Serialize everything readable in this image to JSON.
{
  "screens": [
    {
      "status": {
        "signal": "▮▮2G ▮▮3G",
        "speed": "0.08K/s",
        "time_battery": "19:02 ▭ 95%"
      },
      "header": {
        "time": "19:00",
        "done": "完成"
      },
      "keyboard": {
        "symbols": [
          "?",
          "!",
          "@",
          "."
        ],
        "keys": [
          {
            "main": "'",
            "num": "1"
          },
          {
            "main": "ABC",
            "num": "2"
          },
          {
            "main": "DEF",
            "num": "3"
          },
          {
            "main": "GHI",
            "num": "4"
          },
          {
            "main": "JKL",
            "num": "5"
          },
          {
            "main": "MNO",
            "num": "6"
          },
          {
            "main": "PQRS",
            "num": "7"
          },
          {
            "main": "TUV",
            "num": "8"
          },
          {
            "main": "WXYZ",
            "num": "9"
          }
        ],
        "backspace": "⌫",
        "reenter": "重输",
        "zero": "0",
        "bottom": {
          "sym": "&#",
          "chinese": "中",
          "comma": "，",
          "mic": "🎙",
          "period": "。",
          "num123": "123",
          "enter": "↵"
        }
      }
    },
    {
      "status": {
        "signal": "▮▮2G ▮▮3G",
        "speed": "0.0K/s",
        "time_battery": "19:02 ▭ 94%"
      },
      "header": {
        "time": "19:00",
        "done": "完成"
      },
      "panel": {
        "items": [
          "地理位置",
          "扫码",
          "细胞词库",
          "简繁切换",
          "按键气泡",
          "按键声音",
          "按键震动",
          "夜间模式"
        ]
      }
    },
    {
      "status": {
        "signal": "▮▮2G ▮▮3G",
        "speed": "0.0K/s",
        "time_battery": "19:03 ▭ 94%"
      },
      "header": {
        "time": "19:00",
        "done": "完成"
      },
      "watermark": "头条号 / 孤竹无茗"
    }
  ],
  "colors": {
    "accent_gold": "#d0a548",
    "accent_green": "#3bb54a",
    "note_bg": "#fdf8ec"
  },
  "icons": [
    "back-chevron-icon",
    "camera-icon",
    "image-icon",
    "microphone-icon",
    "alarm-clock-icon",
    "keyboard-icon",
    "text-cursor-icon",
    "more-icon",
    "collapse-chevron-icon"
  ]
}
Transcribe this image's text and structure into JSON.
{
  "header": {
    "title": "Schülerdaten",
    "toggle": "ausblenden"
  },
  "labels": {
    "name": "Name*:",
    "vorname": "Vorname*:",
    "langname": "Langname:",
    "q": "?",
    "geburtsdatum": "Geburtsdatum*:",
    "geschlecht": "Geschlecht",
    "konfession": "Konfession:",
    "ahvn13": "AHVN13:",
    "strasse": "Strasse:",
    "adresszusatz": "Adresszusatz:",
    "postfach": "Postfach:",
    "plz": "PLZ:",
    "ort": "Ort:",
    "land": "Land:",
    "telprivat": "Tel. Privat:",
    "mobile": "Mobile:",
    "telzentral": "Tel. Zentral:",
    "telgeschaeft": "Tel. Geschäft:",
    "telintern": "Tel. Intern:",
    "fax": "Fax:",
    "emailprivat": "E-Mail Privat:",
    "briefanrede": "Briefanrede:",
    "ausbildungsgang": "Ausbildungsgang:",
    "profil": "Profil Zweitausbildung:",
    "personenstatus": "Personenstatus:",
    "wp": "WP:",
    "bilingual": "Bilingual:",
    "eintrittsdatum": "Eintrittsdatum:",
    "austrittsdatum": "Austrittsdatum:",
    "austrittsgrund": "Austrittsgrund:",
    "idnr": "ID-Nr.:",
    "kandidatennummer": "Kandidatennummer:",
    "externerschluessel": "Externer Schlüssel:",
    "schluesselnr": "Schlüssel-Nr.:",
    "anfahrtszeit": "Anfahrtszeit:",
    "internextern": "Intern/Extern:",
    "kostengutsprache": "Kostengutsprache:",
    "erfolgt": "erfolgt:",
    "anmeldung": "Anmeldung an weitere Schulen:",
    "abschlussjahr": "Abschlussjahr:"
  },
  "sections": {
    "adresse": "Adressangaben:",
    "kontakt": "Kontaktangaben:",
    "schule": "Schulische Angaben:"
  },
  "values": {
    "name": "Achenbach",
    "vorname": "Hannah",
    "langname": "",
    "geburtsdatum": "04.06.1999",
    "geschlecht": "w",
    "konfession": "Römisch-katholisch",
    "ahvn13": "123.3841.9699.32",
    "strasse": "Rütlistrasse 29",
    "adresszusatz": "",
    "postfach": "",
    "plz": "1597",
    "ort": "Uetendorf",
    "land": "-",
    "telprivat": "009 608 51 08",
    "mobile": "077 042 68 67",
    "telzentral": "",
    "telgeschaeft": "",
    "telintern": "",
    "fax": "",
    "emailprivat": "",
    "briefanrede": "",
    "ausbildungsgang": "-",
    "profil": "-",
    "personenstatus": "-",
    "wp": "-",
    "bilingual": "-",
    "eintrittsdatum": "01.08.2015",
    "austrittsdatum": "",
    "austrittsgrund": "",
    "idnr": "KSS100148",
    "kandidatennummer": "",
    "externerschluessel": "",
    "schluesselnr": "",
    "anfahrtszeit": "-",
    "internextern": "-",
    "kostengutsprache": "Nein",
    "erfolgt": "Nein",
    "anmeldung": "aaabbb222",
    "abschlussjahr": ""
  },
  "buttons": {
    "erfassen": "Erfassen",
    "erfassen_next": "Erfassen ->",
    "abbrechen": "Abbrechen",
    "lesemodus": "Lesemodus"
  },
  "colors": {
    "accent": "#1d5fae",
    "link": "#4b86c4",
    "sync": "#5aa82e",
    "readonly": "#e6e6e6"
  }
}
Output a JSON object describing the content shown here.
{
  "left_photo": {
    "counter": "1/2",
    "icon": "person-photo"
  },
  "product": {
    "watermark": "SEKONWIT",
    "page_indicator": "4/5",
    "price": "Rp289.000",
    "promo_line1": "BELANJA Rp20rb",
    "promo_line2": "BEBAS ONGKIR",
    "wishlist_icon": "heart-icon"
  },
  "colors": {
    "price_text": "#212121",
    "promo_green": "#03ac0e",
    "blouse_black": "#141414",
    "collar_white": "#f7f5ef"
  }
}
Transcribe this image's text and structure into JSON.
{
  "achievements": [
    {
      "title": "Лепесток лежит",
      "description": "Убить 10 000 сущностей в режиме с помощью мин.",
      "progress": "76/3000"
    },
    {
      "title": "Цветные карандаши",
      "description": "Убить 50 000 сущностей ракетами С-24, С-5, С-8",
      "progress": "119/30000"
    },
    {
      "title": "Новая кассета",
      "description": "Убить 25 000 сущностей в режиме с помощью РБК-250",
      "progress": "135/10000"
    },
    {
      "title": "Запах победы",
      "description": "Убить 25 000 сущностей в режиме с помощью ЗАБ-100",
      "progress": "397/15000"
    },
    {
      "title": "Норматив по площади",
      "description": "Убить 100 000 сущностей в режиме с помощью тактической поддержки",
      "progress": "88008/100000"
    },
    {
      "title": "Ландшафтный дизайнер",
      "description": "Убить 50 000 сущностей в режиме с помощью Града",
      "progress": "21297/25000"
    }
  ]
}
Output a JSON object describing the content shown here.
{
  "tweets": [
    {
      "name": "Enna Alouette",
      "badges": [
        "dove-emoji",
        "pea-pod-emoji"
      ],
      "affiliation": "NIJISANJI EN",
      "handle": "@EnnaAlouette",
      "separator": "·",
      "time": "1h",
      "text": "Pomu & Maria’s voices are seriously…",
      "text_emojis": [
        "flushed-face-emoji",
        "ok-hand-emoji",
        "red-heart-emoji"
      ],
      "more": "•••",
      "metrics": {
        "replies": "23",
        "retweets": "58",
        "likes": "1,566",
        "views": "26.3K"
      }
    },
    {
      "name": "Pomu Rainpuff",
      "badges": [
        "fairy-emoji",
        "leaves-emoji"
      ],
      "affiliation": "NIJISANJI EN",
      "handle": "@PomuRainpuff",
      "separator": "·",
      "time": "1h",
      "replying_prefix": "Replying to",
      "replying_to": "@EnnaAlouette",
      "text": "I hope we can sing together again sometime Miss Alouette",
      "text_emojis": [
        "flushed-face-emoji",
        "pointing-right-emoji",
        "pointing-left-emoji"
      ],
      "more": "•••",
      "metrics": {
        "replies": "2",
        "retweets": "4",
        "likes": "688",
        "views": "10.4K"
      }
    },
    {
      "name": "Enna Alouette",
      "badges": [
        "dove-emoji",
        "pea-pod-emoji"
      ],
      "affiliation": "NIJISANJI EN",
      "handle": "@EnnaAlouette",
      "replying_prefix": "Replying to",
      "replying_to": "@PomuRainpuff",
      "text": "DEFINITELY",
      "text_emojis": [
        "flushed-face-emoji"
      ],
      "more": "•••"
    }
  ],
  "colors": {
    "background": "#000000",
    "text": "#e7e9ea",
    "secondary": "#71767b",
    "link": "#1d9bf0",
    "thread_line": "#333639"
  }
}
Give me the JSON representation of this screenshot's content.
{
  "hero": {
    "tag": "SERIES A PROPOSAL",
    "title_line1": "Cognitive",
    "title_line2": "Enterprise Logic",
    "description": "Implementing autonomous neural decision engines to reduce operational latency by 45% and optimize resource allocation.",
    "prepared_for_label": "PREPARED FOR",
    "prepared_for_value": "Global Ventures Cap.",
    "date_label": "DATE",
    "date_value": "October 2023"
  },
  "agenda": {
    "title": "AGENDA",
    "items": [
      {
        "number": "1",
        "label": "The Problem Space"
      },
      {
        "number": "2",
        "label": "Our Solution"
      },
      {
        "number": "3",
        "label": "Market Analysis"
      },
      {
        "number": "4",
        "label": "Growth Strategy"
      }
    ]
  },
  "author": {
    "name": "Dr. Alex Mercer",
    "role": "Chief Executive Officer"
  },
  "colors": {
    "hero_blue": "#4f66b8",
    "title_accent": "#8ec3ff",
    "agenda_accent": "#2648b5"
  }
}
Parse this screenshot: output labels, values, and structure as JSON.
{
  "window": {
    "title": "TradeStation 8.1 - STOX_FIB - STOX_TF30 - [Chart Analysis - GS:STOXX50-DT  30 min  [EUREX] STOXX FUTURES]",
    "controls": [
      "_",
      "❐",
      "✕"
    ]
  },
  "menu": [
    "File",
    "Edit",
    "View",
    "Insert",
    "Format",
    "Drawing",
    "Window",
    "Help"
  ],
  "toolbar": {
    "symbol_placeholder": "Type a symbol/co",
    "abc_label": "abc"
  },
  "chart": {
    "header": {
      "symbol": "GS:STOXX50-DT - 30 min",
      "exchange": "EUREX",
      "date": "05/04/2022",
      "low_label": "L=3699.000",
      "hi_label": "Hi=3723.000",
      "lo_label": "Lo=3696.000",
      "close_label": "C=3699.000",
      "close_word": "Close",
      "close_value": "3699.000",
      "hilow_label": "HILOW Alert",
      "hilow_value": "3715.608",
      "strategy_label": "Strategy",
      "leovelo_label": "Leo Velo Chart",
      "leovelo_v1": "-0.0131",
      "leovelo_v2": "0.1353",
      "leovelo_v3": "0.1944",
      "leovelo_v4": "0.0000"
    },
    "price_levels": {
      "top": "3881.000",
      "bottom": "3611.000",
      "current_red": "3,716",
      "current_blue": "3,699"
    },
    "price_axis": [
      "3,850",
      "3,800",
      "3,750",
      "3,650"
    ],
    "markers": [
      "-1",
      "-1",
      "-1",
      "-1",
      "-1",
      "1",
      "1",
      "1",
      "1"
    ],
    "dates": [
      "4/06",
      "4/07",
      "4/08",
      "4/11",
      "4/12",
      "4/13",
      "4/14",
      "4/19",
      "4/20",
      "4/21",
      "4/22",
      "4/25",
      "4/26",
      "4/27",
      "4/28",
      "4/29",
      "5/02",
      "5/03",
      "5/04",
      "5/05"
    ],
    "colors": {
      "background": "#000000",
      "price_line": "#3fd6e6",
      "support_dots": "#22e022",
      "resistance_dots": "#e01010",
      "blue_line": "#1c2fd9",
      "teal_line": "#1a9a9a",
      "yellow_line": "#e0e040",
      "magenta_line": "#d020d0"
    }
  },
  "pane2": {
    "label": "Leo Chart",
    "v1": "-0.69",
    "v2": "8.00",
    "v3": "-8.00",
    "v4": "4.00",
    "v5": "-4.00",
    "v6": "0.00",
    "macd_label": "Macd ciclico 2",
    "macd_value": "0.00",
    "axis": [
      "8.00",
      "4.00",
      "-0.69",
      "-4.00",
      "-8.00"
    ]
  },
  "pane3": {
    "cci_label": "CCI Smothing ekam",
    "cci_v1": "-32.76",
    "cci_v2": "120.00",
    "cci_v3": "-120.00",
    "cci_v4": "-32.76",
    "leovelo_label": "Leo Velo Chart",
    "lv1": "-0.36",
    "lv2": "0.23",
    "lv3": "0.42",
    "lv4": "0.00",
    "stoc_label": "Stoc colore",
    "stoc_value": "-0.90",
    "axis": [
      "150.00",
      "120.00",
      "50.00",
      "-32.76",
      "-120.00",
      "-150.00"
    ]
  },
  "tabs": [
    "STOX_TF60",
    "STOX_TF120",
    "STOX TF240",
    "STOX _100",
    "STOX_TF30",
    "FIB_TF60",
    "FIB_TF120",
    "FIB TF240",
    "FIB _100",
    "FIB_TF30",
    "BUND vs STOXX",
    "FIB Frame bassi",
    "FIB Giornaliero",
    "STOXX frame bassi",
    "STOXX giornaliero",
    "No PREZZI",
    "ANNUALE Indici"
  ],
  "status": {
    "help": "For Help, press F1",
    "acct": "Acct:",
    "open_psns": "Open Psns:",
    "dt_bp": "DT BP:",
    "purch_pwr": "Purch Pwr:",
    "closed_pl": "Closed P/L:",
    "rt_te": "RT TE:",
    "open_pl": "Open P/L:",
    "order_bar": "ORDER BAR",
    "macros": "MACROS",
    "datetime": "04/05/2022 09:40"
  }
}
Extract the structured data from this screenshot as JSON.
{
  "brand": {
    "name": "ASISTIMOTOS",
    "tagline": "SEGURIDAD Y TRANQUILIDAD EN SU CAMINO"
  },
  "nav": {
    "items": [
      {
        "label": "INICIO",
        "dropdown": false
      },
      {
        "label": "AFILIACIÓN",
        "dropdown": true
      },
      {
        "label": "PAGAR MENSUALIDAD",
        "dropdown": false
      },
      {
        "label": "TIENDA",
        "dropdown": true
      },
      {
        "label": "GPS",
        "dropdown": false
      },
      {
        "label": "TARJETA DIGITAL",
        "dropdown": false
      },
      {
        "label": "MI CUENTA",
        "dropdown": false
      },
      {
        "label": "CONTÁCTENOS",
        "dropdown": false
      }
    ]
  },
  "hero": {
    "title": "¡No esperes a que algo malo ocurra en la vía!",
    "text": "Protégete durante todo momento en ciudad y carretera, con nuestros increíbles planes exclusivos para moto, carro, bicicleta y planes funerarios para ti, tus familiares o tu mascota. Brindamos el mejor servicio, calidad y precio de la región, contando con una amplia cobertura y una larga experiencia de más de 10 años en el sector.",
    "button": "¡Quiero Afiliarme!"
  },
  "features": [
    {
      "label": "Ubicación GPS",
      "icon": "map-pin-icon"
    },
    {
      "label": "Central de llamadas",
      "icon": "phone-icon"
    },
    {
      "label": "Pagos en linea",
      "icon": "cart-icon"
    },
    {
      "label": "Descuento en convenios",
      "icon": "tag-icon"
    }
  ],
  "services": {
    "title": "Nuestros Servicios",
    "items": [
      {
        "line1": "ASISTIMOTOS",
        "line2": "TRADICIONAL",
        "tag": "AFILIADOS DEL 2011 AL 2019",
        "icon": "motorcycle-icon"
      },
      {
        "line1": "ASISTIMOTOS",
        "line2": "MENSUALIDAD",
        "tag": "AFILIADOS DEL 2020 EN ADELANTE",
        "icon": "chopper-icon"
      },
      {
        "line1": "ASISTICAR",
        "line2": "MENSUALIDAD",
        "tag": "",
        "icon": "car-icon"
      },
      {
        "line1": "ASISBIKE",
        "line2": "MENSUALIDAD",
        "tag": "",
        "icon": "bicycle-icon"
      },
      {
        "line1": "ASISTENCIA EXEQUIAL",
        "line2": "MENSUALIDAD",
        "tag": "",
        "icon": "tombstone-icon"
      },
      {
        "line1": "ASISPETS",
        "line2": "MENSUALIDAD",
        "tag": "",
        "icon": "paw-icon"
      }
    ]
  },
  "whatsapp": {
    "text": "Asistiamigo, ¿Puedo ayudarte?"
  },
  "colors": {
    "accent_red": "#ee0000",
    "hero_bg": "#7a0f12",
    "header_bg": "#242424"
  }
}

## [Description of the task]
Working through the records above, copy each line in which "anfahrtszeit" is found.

## [Exercise solution]
    "anfahrtszeit": "Anfahrtszeit:",
    "anfahrtszeit": "-",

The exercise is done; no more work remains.